|Stormwater Drainage and Land Reclamation for Urban Development (HABITAT, 1991, 94 p.)|
The potential socioeconomic benefits of urban stormwater drainage are huge: improved health and quality of life in existing low-income human settlements, and the availability of additional usable urban land reclaimed by drainage projects which can be used for human settlements or industry and commerce. Properly designed and maintained stormwater drainage projects almost always increase substantially land values.
This report has been prepared in response to the increasing need for those involved in urban land use and management to develop efficient and cost-effective urban stormwater drainage programmes. It focuses specifically on the socioeconomic and engineering factors involved in such programmes, with special emphasis on appropriate strategies for proper operation and maintenance, as well as providing sound advice on planning and design. Operation and maintenance of stormwater drainage projects has all too often been neglected in the past - frequently it has been done only in response to emergency situations: this is both costly and inefficient. Detailed engineering advice is given in the annex to the report; this is basically a stormwater design manual.
The very rapid increase in urbanization that is currently occurring in developing countries is an irreversible fact of life facing urban planners and city engineers. The demand for urban land is correspondingly enormous and I am confident that this publication will be invaluable to those professionals involved in urban land management and urban stormwater drainage. These two disciplines together have the ability to regenerate vast areas of land in developing country cities, land that is currently unable to be fully utilized due to inadequate or non-existent stormwater drainage. I hope therefore that this report will serve as a useful starting point in increasing awareness of the need for appropriate strategies for urban stormwater drainage, so that the supply of usable urban land increases.
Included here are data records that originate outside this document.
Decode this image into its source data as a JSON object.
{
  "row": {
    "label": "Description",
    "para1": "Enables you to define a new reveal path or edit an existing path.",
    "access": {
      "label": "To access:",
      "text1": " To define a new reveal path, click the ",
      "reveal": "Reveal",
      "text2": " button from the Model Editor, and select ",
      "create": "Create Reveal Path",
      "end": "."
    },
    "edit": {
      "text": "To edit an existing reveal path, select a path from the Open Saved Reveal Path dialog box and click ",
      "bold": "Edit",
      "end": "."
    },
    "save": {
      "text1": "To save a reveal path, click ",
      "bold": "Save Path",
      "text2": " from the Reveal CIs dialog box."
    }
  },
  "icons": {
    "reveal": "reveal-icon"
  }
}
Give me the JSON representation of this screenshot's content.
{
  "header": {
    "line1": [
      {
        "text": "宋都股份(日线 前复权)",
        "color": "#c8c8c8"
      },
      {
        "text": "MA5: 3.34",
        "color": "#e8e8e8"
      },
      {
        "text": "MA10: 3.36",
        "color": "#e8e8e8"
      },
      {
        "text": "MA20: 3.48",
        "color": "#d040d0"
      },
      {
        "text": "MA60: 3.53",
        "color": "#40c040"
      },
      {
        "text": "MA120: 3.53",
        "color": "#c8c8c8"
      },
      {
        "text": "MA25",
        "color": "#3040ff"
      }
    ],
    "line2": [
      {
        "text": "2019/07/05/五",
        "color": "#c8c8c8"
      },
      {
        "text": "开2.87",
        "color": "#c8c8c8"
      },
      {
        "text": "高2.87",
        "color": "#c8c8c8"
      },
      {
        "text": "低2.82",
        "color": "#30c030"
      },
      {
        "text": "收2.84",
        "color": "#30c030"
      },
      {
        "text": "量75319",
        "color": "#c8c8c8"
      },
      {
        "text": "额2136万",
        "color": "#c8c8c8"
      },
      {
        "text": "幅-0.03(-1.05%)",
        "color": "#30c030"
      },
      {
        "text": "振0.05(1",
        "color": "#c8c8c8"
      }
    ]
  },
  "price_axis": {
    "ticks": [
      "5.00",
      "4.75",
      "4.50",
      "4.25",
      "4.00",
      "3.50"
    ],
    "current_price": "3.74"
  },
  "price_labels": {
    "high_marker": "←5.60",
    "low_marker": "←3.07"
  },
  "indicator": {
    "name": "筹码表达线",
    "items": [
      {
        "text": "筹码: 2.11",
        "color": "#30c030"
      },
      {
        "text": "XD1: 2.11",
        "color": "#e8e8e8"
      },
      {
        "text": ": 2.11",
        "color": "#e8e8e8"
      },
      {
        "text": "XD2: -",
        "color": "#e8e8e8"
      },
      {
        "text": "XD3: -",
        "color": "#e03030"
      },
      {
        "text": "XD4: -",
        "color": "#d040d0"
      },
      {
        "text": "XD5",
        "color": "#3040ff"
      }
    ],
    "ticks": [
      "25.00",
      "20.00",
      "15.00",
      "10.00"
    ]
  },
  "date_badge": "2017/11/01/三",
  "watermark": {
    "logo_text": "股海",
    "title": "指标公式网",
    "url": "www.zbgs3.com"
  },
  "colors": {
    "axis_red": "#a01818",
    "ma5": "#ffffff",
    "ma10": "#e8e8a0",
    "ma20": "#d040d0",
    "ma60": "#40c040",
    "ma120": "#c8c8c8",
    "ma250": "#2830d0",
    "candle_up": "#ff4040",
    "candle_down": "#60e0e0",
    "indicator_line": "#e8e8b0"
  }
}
I gratefully acknowledge the contribution of Mr John Macklin in providing specific inputs to UNCHS (Habitat)'s present research efforts leading to the completion of this report.
Dr Arcot Ramachandran